The ventricles have to do the work of pumping the blood through the blood-vessels. Accordingly their walls are far thicker and more muscular than those of the auricles; and the left ventricle, which has to force the blood over most of the body, is stouter than the right, which has only to send blood around the comparatively short pulmonary circuit. The circulation of the blood is, in fact, maintained by the ventricles, and we have to inquire what is the use of the auricles. Not unfrequently the heart's action is described as if the auricles first filled with blood, and then contracted and filled the ventricles; and then the ventricles contracted and drove the blood into the arteries.
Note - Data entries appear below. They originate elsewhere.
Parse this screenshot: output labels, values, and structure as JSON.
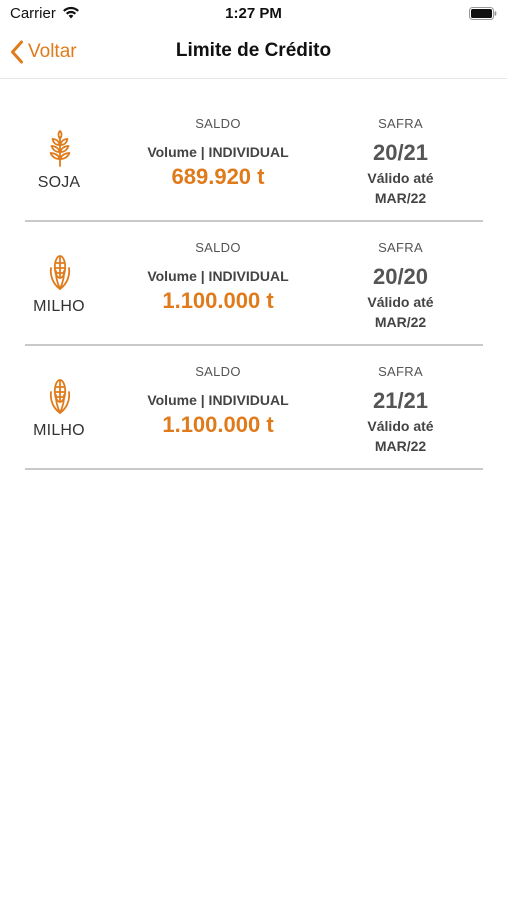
{
  "status_bar": {
    "carrier": "Carrier",
    "time": "1:27 PM"
  },
  "nav": {
    "back_label": "Voltar",
    "title": "Limite de Crédito"
  },
  "colors": {
    "accent": "#e07b1c"
  },
  "items": [
    {
      "crop": "SOJA",
      "icon": "wheat-icon",
      "saldo_label": "SALDO",
      "volume_type": "Volume | INDIVIDUAL",
      "saldo_value": "689.920 t",
      "safra_label": "SAFRA",
      "safra": "20/21",
      "valid_label": "Válido até",
      "valid_date": "MAR/22"
    },
    {
      "crop": "MILHO",
      "icon": "corn-icon",
      "saldo_label": "SALDO",
      "volume_type": "Volume | INDIVIDUAL",
      "saldo_value": "1.100.000 t",
      "safra_label": "SAFRA",
      "safra": "20/20",
      "valid_label": "Válido até",
      "valid_date": "MAR/22"
    },
    {
      "crop": "MILHO",
      "icon": "corn-icon",
      "saldo_label": "SALDO",
      "volume_type": "Volume | INDIVIDUAL",
      "saldo_value": "1.100.000 t",
      "safra_label": "SAFRA",
      "safra": "21/21",
      "valid_label": "Válido até",
      "valid_date": "MAR/22"
    }
  ]
}
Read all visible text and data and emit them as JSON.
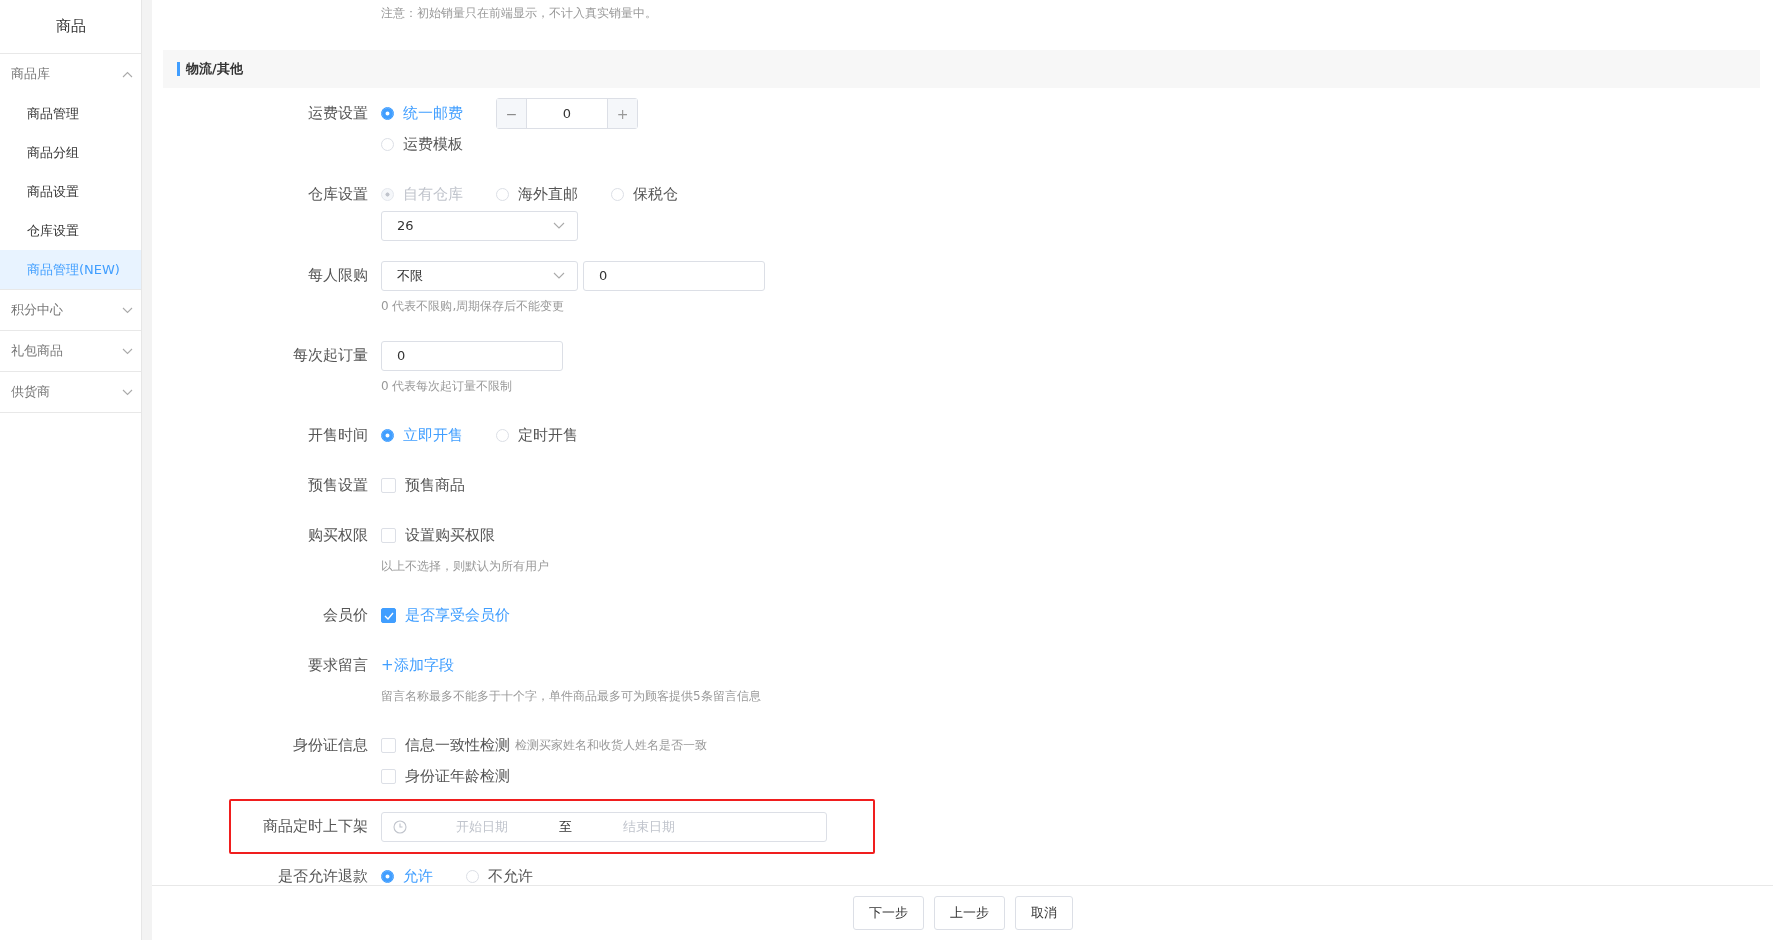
{
  "sidebar": {
    "title": "商品",
    "groups": [
      {
        "label": "商品库",
        "expanded": true,
        "items": [
          {
            "label": "商品管理",
            "selected": false
          },
          {
            "label": "商品分组",
            "selected": false
          },
          {
            "label": "商品设置",
            "selected": false
          },
          {
            "label": "仓库设置",
            "selected": false
          },
          {
            "label": "商品管理(NEW)",
            "selected": true
          }
        ]
      },
      {
        "label": "积分中心",
        "expanded": false
      },
      {
        "label": "礼包商品",
        "expanded": false
      },
      {
        "label": "供货商",
        "expanded": false
      }
    ]
  },
  "note": "注意：初始销量只在前端显示，不计入真实销量中。",
  "section": {
    "title": "物流/其他"
  },
  "fields": [
    {
      "label": "运费设置",
      "lines": [
        [
          {
            "kind": "radio",
            "label": "统一邮费",
            "selected": true,
            "disabled": false
          },
          {
            "kind": "stepper",
            "minus": "−",
            "value": "0",
            "plus": "+"
          }
        ],
        [
          {
            "kind": "radio",
            "label": "运费模板",
            "selected": false,
            "disabled": false
          }
        ]
      ]
    },
    {
      "label": "仓库设置",
      "lines": [
        [
          {
            "kind": "radio",
            "label": "自有仓库",
            "selected": true,
            "disabled": true
          },
          {
            "kind": "radio",
            "label": "海外直邮",
            "selected": false,
            "disabled": false
          },
          {
            "kind": "radio",
            "label": "保税仓",
            "selected": false,
            "disabled": false
          }
        ],
        [
          {
            "kind": "select",
            "value": "26"
          }
        ]
      ]
    },
    {
      "label": "每人限购",
      "lines": [
        [
          {
            "kind": "select",
            "value": "不限"
          },
          {
            "kind": "input",
            "value": "0"
          }
        ]
      ],
      "hint": "0 代表不限购,周期保存后不能变更"
    },
    {
      "label": "每次起订量",
      "lines": [
        [
          {
            "kind": "input",
            "value": "0"
          }
        ]
      ],
      "hint": "0 代表每次起订量不限制"
    },
    {
      "label": "开售时间",
      "lines": [
        [
          {
            "kind": "radio",
            "label": "立即开售",
            "selected": true,
            "disabled": false
          },
          {
            "kind": "radio",
            "label": "定时开售",
            "selected": false,
            "disabled": false
          }
        ]
      ]
    },
    {
      "label": "预售设置",
      "lines": [
        [
          {
            "kind": "checkbox",
            "label": "预售商品",
            "checked": false
          }
        ]
      ]
    },
    {
      "label": "购买权限",
      "lines": [
        [
          {
            "kind": "checkbox",
            "label": "设置购买权限",
            "checked": false
          }
        ]
      ],
      "hint": "以上不选择，则默认为所有用户"
    },
    {
      "label": "会员价",
      "lines": [
        [
          {
            "kind": "checkbox",
            "label": "是否享受会员价",
            "checked": true
          }
        ]
      ]
    },
    {
      "label": "要求留言",
      "lines": [
        [
          {
            "kind": "link",
            "text": "+添加字段"
          }
        ]
      ],
      "hint": "留言名称最多不能多于十个字，单件商品最多可为顾客提供5条留言信息"
    },
    {
      "label": "身份证信息",
      "lines": [
        [
          {
            "kind": "checkbox",
            "label": "信息一致性检测",
            "checked": false,
            "note": "检测买家姓名和收货人姓名是否一致"
          }
        ],
        [
          {
            "kind": "checkbox",
            "label": "身份证年龄检测",
            "checked": false
          }
        ]
      ]
    },
    {
      "label": "商品定时上下架",
      "highlighted": true,
      "lines": [
        [
          {
            "kind": "daterange",
            "start_placeholder": "开始日期",
            "separator": "至",
            "end_placeholder": "结束日期"
          }
        ]
      ]
    },
    {
      "label": "是否允许退款",
      "lines": [
        [
          {
            "kind": "radio",
            "label": "允许",
            "selected": true,
            "disabled": false
          },
          {
            "kind": "radio",
            "label": "不允许",
            "selected": false,
            "disabled": false
          }
        ]
      ]
    }
  ],
  "footer": {
    "buttons": [
      "下一步",
      "上一步",
      "取消"
    ]
  }
}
From the account given above, however, it will be seen that the events are not accurately so represented, but that during all the pause the blood flows on through the auricles into the ventricles, which latter are already nearly full when the auricles contract; this contraction merely completes the filling of the ventricles, and finishes the closure of the auriculo-ventricular valves. The main use of the auricles is to afford a reservoir into which the veins may empty while the comparatively long-lasting ventricular contraction is taking place.

What do we hear on listening over the heart region of a living person's chest? What are the sounds called? How does the first differ from the second? What words give some idea of their character? What is the origin of the second sound? Of the first? What occurs as regards the heart sounds in many forms of heart disease?

What work have the ventricles to do? How do their walls differ from those of the auricles? Which ventricle has the thicker wall? Why? What part of the heart maintains the blood flow?